Smith Rebound, Tempo and Tempo Max

The Rebound

Bike gear that doubles as bar gear just makes sense. Why would you want to have two pairs of sunglasses when you only need one? With Smith’s new Rebound, Tempo and Tempo Max, you only need one. The Rebound is a little more lifestyle, a little less performance, while the Tempo and Tempo Max are the inverse.

The Rebound is a full-frame enduro-inspired model. It comes with ChromaPop technology and has a polarized option as well. The nose-pad and arms are both designed to avoid slip when the going gets rough, and they, of course, interface with Smith helmets. The Rebound is available now for $140, or $170 if polarization is your thing.

The Tempo.

The Tempo and Tempo Max (read as larger) are half-frame options to help move perspiration and air away from your face. Like the Rebound, the lens has the color-enhancing ChromaPop tech with polarized options. Unlike the Rebound, the two Tempo models have interchangeable lenses and ship with normal and low-light lenses. The Tempo models retail for $170, or $200 for polarized.

Both the Rebound and Tempos are RX compatible. Learn more here.

Spurcycle Saddle Bag

There is something to be said for simplicity. The Spurcycle Saddle Bag is a textbook example of simplicity. Unwrap the Saddle Bag and it resembles as small lunch bag—around one PB&J in surface area, and two PB&Js deep. In other words, it can fit the essentials: a tool, some plugs or a tube, a snack, a tire lever or two, and so on—you get the point. Stuff in what you want to carry, roll it up with the velcro strap, and then thread the reinforced section of said strap through your seat-rails. Done. There are no zippers to break, no organizational pockets to deal with and no weird mounting systems to learn. The material is weatherproof and the bag won’t get in the way when used in conjunction with a dropper post. Learn more here.

Fix Manufacturing Wheelie Wrench

Photo: Satchel Cronk

The Wheelie Wrench isn’t dissimilar to any other bike tool you have used. It has 2-millimeter through 6-millimeter Allen keys, a T10, T25, a Phillips and a flat head. A separate removable piece has a tire lever, an 8-millimeter and 10-millimeter box wrench, an open ended 15-millimeter wrench (for pedals), spoke wrenches and a bottle opener. Nothing about any of that makes this tool stand out. What does make it stand out is the way it is carried. The tool is nearly flat and slides into a plastic bracket as a belt buckle, or the bracket can attach to a backpack strap, or really any strap for that matter. It is barely noticeable until you need an Allen (or a bottle opener). Slide it out, fix your problem, slide it back in and forget about it until next time. The Wheelie Wrench is $30, belts are $35 to $50 depending on model (tool sold separately) and the plastic bracket is $25 (available in a narrow or wide option). Learn more here.

Hiplok Z Lok Combo

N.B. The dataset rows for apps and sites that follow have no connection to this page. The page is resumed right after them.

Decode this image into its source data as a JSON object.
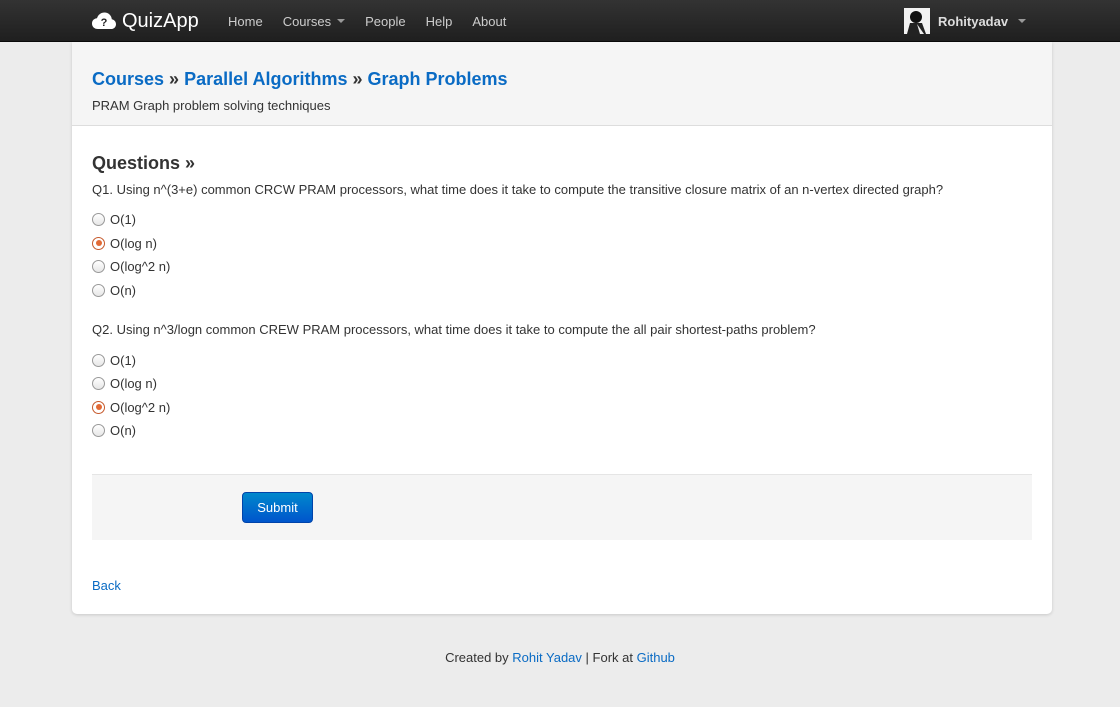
{
  "navbar": {
    "brand": "QuizApp",
    "items": [
      {
        "label": "Home"
      },
      {
        "label": "Courses",
        "dropdown": true
      },
      {
        "label": "People"
      },
      {
        "label": "Help"
      },
      {
        "label": "About"
      }
    ],
    "user": "Rohityadav"
  },
  "header": {
    "crumbs": [
      "Courses",
      "Parallel Algorithms",
      "Graph Problems"
    ],
    "separator": "»",
    "subtitle": "PRAM Graph problem solving techniques"
  },
  "questions_heading": "Questions »",
  "questions": [
    {
      "text": "Q1. Using n^(3+e) common CRCW PRAM processors, what time does it take to compute the transitive closure matrix of an n-vertex directed graph?",
      "options": [
        "O(1)",
        "O(log n)",
        "O(log^2 n)",
        "O(n)"
      ],
      "selected": 1
    },
    {
      "text": "Q2. Using n^3/logn common CREW PRAM processors, what time does it take to compute the all pair shortest-paths problem?",
      "options": [
        "O(1)",
        "O(log n)",
        "O(log^2 n)",
        "O(n)"
      ],
      "selected": 2
    }
  ],
  "submit_label": "Submit",
  "back_label": "Back",
  "footer": {
    "created_by": "Created by",
    "author": "Rohit Yadav",
    "fork_text": "| Fork at",
    "github": "Github"
  },
  "colors": {
    "navbar": "#222222",
    "link": "#0a6bc4",
    "button": "#0074cc",
    "radio_selected": "#e26a35"
  },
  "icons": {
    "brand": "cloud-question-icon",
    "dropdown": "caret-down-icon",
    "user": "avatar"
  }
}
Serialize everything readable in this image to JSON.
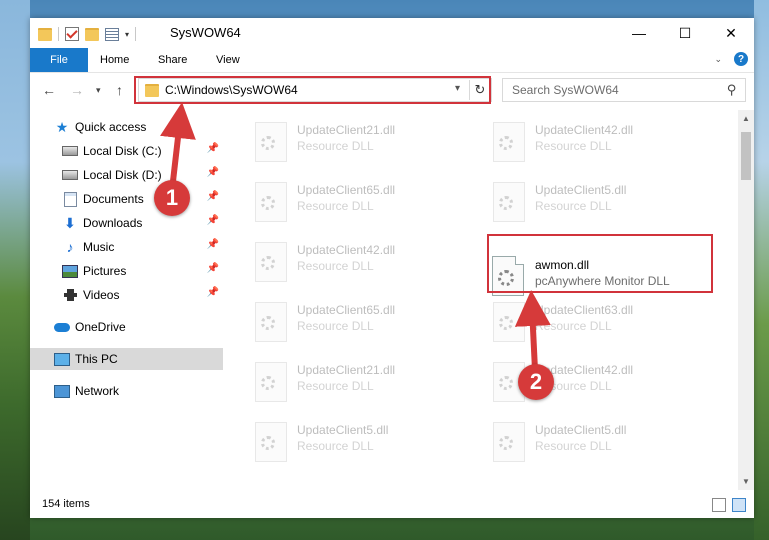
{
  "window": {
    "title": "SysWOW64"
  },
  "title_controls": {
    "minimize": "—",
    "maximize": "☐",
    "close": "✕"
  },
  "ribbon": {
    "file": "File",
    "tabs": [
      "Home",
      "Share",
      "View"
    ],
    "help": "?"
  },
  "address_bar": {
    "path": "C:\\Windows\\SysWOW64"
  },
  "search": {
    "placeholder": "Search SysWOW64"
  },
  "sidebar": {
    "quick_access": "Quick access",
    "items": [
      "Local Disk (C:)",
      "Local Disk (D:)",
      "Documents",
      "Downloads",
      "Music",
      "Pictures",
      "Videos"
    ],
    "onedrive": "OneDrive",
    "this_pc": "This PC",
    "network": "Network"
  },
  "files_left": [
    {
      "name": "UpdateClient21.dll",
      "type": "Resource DLL"
    },
    {
      "name": "UpdateClient65.dll",
      "type": "Resource DLL"
    },
    {
      "name": "UpdateClient42.dll",
      "type": "Resource DLL"
    },
    {
      "name": "UpdateClient65.dll",
      "type": "Resource DLL"
    },
    {
      "name": "UpdateClient21.dll",
      "type": "Resource DLL"
    },
    {
      "name": "UpdateClient5.dll",
      "type": "Resource DLL"
    }
  ],
  "files_right": [
    {
      "name": "UpdateClient42.dll",
      "type": "Resource DLL"
    },
    {
      "name": "UpdateClient5.dll",
      "type": "Resource DLL"
    },
    {
      "name": "UpdateClient63.dll",
      "type": "Resource DLL"
    },
    {
      "name": "UpdateClient42.dll",
      "type": "Resource DLL"
    },
    {
      "name": "UpdateClient5.dll",
      "type": "Resource DLL"
    }
  ],
  "highlighted_file": {
    "name": "awmon.dll",
    "type": "pcAnywhere Monitor DLL"
  },
  "status": {
    "count": "154 items"
  },
  "callouts": {
    "one": "1",
    "two": "2"
  },
  "colors": {
    "accent": "#1979ca",
    "callout": "#d63a3a",
    "highlight_box": "#d1333b"
  }
}
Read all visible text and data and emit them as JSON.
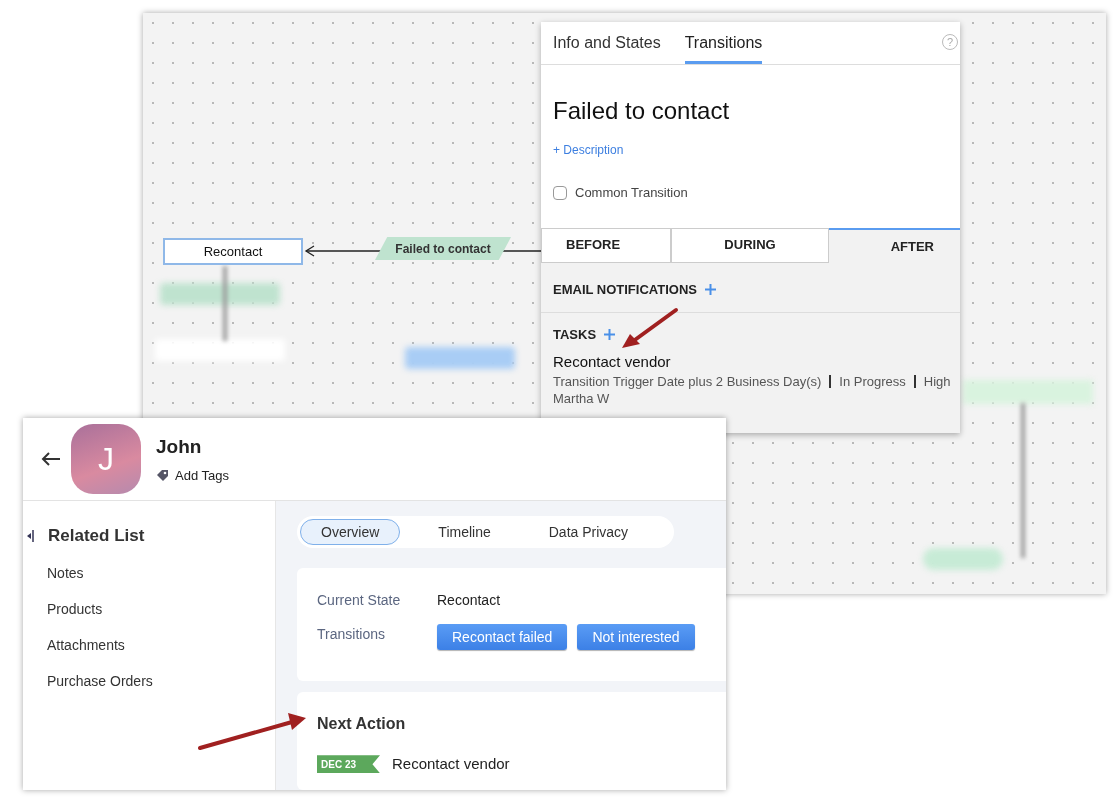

It isn’t often you need a lock on a ride, but every now and then you might want to stop into the gas station or grab some food from the grocery store. Sometimes, a lock comes in handy. But carrying a big cable or a U-lock isn’t feasible, or fun. I can’t make any claims as to whether carrying a Z Lok is fun, but it is feasible. And while anybody with a hefty pair of wire-cutters could probably get through it, the lock will stop a greedy passerby. It is essentially a steel-core zip tie, locked with a three-number combination. A combination also means you don’t have to worry about a key. Just throw the lock in your pack or pocket and go.